Because coriander and cilantro have different aromas and flavors, you cannot interchange them when cooking. An important thing to note about coriander is that when written as an ingredient in a recipe, it could refer to the green leaves as well as the seeds.
So, whenever you see coriander written in the ingredients, check how it is used to determine whether you need to add the leaves and stalks, or the dried seeds.
Benefits of Cilantro and Coriander
By containing many nutrients, minerals, and vitamins, cilantro and coriander are associated with many possible health benefits. These need further research, but the claimed benefits that cilantro and coriander share are as follows:
· May Reduce Risk for Heart Problems
Some animal studies and test-tube research claim that coriander and cilantro reduce some risks of the leading cause of death around the world, such as heart disease.
Cilantro possibly reduces the risks of heart disease by reducing the formation of blood clots in the body.
Animal studies show that coriander seed extracts reduce blood pressure in animals by helping them remove more salt and water in their urine. Coriander seed extracts reduce blood pressure in animals, which in turn reduces the risks of heart disease.
· May Lessen Inflammation
There are large quantities of molecules called antioxidants in both coriander and cilantro. These antioxidants join and reduce free radicals, which are inflammation-producing molecules in the body. This is known to decrease inflammation in the body.
Cilantro extracts have also been shown to help fight against skin aging by containing antioxidants. When free radicals are damaged, this speeds up the process of skin aging.
Moreover, coriander seed extract contains antioxidants that as claimed by a test-tube study, help reduce inflammation and stop the growth of cancerous cells in different parts of the body, including the lungs, prostate, stomach, breast, and colon.
These are studies on animals or test tubes, they need further research on human beings before claiming them to be authentic.
· May Reduce Sugar Levels in The Blood
Both cilantro and coriander increase enzyme activity in the body and help to eliminate sugar from the body. Coriander seeds and cilantro leaves are both effective in this manner and produce fruitful results to the level of diabetes medicines in reducing the sugar levels in the blood.
Buying and Storing Coriander and Cilantro
Try to choose fresh and green cilantro leaves, instead of wilted, yellow, or brown leaves, as fresh ones are richer in flavor. Cilantro can be stored in the refrigerator for some days, following these steps:
- Trim the bottom of the stems of cilantro plants
- Take a jar a few inches filled with water
- Place the cilantro bunch in the jar
- Regularly change the water
- Remove any wilted or yellow leaves

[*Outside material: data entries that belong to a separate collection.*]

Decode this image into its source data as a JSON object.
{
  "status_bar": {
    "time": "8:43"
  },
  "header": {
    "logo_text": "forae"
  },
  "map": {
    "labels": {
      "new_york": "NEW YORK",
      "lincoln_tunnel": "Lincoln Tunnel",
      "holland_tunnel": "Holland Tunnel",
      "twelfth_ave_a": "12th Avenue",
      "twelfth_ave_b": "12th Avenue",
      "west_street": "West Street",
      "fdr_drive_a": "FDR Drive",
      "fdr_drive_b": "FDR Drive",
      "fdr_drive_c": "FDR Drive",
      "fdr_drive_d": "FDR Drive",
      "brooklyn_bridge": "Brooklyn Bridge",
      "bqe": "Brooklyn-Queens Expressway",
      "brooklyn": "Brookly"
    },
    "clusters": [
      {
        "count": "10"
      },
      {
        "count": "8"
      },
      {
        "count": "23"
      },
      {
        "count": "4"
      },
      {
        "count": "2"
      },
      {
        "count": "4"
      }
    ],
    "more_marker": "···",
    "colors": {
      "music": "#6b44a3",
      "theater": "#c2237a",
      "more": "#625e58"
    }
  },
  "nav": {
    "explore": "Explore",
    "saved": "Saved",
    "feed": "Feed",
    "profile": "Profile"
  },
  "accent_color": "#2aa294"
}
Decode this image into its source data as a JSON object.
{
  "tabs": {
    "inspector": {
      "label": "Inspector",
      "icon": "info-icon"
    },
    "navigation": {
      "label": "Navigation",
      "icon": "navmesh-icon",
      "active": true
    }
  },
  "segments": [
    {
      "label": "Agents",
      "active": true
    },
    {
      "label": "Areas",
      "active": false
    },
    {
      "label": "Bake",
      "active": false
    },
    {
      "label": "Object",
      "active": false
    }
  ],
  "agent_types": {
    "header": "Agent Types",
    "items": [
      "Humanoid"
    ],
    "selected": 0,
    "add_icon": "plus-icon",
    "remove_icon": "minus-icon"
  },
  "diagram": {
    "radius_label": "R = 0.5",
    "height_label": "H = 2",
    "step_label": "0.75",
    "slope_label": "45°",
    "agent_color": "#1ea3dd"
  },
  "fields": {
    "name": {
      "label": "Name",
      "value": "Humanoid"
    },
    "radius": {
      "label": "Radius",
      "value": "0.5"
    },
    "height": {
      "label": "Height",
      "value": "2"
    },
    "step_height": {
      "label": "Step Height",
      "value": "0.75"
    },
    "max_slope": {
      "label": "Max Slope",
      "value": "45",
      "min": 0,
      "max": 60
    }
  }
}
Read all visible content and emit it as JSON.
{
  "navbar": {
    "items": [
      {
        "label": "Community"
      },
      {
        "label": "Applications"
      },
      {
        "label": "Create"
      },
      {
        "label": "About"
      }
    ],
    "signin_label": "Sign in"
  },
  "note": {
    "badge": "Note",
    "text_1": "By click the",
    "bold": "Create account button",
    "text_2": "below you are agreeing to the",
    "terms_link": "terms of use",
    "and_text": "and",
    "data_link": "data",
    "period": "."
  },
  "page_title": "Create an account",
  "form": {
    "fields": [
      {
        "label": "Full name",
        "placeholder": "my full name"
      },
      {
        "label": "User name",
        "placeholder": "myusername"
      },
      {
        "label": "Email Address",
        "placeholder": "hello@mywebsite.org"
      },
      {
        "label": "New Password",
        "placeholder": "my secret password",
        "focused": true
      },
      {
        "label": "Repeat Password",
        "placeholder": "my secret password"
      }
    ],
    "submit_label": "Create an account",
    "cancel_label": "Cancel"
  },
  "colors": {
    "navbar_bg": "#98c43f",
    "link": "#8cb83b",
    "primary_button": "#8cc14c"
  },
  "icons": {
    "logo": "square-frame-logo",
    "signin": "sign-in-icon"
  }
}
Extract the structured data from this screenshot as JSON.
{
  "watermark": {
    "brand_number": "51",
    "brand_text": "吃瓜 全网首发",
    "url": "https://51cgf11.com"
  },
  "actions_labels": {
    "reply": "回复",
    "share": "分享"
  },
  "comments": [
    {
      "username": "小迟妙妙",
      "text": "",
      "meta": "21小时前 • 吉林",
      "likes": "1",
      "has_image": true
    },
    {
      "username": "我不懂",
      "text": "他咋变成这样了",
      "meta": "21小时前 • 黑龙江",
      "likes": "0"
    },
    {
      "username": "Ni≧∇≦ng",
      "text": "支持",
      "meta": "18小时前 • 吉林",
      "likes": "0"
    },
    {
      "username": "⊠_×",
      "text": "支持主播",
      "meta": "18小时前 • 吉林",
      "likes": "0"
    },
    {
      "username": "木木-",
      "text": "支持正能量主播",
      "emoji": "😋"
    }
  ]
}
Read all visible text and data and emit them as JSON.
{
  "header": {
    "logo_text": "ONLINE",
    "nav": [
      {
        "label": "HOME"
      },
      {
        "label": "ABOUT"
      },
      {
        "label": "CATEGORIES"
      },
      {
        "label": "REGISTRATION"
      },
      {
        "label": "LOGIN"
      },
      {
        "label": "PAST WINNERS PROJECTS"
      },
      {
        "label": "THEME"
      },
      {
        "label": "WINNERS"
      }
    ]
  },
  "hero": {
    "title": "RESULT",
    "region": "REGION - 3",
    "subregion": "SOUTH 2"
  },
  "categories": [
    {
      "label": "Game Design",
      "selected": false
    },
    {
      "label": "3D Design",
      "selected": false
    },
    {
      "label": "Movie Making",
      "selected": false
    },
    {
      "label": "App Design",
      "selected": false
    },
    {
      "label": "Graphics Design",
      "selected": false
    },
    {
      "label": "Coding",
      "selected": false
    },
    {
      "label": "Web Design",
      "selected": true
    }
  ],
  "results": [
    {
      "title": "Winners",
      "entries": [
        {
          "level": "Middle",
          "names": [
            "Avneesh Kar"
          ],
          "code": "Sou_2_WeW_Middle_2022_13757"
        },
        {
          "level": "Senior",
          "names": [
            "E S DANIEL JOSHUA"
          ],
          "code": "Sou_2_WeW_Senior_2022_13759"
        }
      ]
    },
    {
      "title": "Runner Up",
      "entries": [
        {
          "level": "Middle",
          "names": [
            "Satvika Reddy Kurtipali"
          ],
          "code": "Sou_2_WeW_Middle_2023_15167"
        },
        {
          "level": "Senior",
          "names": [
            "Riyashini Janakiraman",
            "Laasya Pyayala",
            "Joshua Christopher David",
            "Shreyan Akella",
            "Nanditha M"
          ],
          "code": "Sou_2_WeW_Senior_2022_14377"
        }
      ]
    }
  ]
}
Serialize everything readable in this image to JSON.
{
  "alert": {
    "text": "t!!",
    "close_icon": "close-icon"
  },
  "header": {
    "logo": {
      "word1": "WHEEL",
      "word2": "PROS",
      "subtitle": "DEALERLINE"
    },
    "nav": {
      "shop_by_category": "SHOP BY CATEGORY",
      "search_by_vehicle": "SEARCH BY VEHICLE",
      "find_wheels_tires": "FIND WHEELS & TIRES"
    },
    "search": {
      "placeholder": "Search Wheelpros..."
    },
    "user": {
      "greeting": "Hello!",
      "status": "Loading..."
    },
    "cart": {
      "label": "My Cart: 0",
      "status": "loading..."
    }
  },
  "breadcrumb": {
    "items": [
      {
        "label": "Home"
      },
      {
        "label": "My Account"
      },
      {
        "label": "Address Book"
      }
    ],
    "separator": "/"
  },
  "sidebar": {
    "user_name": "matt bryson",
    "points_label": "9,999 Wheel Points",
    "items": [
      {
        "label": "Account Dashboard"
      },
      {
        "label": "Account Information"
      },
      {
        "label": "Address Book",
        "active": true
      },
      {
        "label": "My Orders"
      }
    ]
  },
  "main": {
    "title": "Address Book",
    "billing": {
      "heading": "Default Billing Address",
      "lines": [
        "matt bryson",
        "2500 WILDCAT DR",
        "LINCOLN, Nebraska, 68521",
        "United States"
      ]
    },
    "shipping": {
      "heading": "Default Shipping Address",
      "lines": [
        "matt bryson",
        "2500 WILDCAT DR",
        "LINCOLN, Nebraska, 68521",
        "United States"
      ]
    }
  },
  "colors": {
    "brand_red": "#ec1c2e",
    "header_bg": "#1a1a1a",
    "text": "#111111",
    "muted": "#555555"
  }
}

The most promising way to use coriander seeds is to buy them whole, rather than in powdered or grounded form. This is because coriander seeds lose their flavor and aroma the moment, they are ground. Therefore, ground or crush them just before you need to add them to a dish.
Cilantro seeds are saved for a long time by drying, but the longer you keep them, the more they lose their spicy aroma and fresh, citrusy flavor.
Although both coriander and cilantro come from the same plant, being different parts of the plant, they are very different in their properties and uses. They have different aromas and flavors, so never use coriander seeds in a recipe that calls for cilantro leaves.
The cilantro leaves provide a refreshing flavor when garnished on top of any dish, and coriander seeds spice up the entire recipe. Now that you know all about cilantro vs coriander, we hope you will confidently use them in your cooking to make gourmet dishes.